TASK> Select, from the data, each line where "name" occurs.

--- START ---

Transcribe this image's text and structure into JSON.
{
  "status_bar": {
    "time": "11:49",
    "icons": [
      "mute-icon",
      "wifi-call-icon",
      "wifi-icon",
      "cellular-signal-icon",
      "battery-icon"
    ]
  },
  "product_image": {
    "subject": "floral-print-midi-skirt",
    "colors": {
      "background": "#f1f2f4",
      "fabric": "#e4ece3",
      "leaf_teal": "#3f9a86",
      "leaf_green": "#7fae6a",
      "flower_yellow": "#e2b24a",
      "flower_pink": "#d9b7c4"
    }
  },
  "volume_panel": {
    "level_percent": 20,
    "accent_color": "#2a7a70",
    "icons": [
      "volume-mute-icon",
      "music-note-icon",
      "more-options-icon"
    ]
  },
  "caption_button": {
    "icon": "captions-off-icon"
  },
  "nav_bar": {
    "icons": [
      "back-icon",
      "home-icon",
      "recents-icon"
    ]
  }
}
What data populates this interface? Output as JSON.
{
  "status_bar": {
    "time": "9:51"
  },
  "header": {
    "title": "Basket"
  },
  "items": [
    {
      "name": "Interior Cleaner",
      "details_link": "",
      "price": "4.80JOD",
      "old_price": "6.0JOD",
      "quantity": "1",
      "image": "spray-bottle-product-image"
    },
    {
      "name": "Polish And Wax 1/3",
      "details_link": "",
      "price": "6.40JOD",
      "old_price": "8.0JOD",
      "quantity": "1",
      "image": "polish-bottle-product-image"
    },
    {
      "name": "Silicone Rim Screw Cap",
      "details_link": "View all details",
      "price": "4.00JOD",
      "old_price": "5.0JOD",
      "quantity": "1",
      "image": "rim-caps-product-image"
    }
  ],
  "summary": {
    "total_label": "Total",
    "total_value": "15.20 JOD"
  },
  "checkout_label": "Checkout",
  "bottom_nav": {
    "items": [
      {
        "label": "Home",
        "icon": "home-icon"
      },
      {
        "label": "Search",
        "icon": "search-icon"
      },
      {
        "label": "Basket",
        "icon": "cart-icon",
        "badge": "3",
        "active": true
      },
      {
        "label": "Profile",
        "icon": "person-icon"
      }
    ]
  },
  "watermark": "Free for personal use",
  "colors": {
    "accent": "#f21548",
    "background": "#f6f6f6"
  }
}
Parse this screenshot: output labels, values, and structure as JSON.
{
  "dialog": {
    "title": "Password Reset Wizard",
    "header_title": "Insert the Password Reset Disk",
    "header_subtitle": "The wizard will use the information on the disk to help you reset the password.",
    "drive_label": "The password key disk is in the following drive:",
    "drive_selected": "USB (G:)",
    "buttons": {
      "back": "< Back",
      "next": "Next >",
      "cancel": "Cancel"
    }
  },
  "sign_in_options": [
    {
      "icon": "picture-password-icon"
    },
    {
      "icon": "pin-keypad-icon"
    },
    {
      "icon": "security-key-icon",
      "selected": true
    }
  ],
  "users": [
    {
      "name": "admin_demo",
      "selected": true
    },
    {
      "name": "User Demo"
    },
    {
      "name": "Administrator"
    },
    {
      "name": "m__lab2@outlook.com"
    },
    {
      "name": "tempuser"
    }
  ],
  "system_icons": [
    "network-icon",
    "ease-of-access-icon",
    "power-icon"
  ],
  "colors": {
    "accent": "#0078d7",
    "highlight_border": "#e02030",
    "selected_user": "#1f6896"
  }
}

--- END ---

ANSWER TO THIS EXERCISE>
      "name": "Interior Cleaner",
      "name": "Polish And Wax 1/3",
      "name": "Silicone Rim Screw Cap",
      "name": "admin_demo",
      "name": "User Demo"
      "name": "Administrator"
      "name": "m__lab2@outlook.com"
      "name": "tempuser"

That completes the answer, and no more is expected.